## EXERCISE BRIEF
Tell me how many lines of the entries below include the string "November", and give only the number.

== Segment start ==

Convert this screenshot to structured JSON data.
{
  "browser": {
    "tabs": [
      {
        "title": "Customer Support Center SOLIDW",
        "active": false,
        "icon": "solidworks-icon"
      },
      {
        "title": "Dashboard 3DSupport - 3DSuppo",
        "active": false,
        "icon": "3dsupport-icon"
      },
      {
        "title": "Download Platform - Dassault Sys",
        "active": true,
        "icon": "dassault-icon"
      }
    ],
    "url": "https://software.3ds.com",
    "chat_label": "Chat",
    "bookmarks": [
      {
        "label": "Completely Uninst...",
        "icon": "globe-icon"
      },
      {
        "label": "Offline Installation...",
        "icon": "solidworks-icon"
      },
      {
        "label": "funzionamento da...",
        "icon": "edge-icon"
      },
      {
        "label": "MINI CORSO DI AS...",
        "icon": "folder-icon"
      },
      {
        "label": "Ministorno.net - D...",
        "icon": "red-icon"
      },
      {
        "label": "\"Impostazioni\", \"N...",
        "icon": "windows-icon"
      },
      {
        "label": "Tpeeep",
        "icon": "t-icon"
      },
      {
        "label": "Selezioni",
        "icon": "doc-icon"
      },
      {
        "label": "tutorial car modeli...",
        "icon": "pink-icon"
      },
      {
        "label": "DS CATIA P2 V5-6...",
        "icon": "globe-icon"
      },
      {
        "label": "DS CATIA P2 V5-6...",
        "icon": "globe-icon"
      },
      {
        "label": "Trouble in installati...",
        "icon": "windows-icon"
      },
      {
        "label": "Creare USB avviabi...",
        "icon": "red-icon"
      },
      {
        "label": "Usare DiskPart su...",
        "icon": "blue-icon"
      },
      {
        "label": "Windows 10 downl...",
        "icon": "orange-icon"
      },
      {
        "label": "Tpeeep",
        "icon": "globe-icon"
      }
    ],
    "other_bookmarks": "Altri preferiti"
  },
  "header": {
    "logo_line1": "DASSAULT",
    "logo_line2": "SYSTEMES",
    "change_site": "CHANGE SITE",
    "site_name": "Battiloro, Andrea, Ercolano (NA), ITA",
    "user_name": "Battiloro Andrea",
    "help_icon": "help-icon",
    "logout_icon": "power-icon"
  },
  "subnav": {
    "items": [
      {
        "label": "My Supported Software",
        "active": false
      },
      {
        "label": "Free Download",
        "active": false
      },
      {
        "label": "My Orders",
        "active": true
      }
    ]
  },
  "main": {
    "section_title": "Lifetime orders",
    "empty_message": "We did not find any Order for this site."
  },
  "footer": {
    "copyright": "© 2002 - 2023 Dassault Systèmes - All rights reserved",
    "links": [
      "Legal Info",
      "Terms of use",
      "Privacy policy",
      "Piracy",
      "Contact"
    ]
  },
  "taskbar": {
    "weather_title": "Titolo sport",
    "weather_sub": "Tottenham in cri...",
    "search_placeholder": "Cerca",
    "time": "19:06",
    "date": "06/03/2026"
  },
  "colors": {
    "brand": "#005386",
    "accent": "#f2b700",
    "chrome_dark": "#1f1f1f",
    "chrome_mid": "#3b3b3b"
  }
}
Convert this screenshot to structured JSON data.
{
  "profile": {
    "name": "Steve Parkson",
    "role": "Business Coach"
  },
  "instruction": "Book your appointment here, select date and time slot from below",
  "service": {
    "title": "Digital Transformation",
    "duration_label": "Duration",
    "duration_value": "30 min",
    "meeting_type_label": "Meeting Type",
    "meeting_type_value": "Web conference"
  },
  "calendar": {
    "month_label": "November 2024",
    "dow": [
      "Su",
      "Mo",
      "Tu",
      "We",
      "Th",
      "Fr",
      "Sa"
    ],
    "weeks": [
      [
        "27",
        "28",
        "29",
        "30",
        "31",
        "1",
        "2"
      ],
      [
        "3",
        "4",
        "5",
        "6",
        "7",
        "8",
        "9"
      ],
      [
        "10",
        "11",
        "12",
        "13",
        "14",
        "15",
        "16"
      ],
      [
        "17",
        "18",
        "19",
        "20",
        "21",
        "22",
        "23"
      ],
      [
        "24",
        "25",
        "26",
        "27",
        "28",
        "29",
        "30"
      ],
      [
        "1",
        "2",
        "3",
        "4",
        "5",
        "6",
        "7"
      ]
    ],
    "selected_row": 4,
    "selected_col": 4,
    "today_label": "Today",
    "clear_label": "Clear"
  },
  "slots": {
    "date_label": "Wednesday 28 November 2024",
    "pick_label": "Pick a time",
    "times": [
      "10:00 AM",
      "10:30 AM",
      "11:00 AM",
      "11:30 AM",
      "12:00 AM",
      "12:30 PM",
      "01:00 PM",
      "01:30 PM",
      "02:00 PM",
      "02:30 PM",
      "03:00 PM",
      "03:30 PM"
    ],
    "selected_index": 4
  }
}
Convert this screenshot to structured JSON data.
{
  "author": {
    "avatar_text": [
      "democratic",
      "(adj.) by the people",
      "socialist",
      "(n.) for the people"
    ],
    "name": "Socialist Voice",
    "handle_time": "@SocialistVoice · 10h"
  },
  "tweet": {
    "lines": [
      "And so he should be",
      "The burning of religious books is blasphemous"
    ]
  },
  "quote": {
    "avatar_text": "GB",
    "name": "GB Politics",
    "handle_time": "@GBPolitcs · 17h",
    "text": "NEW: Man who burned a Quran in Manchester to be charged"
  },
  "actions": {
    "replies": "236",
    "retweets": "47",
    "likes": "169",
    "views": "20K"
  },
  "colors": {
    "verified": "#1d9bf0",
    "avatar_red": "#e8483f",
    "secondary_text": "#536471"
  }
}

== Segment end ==

## TASK RESPONSE
2